[TASK INPUTS — start]

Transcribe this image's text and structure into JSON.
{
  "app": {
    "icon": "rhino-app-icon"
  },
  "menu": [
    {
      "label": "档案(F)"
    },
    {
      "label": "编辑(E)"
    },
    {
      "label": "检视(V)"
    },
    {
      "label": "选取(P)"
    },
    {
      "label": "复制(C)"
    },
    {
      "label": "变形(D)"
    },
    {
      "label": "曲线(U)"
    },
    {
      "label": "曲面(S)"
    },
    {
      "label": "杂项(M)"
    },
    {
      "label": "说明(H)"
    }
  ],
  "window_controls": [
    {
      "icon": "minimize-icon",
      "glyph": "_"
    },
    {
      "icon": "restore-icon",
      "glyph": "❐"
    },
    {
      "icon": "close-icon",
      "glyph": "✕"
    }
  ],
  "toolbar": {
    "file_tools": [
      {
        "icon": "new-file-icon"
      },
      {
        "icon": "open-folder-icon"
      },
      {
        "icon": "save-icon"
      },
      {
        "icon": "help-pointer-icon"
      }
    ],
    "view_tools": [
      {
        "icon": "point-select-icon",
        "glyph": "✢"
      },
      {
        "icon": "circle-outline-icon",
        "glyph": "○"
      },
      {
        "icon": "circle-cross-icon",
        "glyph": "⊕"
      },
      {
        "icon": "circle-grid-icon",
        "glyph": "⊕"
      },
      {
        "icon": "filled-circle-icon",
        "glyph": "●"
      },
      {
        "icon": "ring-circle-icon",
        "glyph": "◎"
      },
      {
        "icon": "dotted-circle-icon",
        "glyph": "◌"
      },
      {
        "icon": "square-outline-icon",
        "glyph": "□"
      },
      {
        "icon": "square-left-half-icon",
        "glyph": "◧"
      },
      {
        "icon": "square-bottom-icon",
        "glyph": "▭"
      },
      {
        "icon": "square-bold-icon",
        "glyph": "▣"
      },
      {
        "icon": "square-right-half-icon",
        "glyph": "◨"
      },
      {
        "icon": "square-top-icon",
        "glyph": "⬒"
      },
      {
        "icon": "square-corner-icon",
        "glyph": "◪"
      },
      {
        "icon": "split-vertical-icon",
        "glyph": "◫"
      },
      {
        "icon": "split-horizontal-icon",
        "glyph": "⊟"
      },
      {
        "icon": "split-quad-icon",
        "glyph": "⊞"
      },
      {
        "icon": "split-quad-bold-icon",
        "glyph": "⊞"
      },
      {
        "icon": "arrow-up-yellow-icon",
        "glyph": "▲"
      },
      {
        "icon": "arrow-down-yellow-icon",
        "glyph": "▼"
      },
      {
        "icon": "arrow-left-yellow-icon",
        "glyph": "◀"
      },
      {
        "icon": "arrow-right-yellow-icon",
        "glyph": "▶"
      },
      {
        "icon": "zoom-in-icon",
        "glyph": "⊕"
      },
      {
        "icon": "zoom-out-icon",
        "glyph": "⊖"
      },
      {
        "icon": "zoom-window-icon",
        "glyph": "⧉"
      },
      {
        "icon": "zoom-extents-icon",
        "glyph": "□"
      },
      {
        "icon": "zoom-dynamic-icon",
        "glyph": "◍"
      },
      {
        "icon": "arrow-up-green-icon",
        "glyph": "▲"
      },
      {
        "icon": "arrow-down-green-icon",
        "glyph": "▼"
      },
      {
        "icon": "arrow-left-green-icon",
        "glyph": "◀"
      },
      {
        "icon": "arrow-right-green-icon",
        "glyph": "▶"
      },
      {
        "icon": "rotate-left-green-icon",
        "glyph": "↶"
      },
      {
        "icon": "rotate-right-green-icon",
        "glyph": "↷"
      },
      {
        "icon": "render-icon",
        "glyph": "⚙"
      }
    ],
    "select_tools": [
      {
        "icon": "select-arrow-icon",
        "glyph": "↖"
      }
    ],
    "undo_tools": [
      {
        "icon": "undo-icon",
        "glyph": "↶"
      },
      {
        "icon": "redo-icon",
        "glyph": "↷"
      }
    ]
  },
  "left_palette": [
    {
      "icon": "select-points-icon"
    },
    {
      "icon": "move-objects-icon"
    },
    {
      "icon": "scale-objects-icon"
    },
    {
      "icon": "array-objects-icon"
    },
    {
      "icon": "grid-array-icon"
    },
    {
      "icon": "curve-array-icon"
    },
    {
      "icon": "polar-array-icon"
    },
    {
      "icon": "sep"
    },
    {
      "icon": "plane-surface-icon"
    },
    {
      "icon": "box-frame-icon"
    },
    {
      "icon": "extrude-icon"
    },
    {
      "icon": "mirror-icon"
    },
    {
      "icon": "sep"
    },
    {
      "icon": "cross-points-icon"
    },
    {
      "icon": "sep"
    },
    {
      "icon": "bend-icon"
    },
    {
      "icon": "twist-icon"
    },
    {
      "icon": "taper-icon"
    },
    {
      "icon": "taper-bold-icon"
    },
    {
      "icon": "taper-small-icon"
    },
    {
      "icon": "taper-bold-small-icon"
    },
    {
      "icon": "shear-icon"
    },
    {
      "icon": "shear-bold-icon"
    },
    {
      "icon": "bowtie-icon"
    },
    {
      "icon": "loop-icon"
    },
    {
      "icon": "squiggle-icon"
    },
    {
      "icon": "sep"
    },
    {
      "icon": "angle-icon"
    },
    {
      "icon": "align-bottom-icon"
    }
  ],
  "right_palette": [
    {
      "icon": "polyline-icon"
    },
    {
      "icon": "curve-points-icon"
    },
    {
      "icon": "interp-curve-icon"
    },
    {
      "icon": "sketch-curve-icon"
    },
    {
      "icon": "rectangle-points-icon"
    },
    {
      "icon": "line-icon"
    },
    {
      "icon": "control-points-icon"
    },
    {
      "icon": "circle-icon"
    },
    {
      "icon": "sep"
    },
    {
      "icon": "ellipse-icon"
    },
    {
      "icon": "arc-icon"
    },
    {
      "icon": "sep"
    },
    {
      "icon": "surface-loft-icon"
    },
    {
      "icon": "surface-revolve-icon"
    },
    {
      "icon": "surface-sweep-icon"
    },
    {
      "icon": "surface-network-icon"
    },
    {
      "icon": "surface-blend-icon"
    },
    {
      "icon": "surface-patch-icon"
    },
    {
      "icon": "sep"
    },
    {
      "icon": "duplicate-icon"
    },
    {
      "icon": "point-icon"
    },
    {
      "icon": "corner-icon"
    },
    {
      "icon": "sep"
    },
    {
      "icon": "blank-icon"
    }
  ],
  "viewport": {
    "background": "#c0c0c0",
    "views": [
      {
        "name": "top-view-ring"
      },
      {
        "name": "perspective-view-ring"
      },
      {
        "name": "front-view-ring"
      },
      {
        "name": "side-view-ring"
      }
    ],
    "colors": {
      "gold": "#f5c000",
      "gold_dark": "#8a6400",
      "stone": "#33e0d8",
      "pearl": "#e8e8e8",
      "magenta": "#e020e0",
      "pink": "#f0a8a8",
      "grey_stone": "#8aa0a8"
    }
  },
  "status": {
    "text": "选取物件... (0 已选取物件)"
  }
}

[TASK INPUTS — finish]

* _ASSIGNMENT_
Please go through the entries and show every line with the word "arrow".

* _WORKED SOLUTION_
        "icon": "arrow-up-yellow-icon",
        "icon": "arrow-down-yellow-icon",
        "icon": "arrow-left-yellow-icon",
        "icon": "arrow-right-yellow-icon",
        "icon": "arrow-up-green-icon",
        "icon": "arrow-down-green-icon",
        "icon": "arrow-left-green-icon",
        "icon": "arrow-right-green-icon",
        "icon": "select-arrow-icon",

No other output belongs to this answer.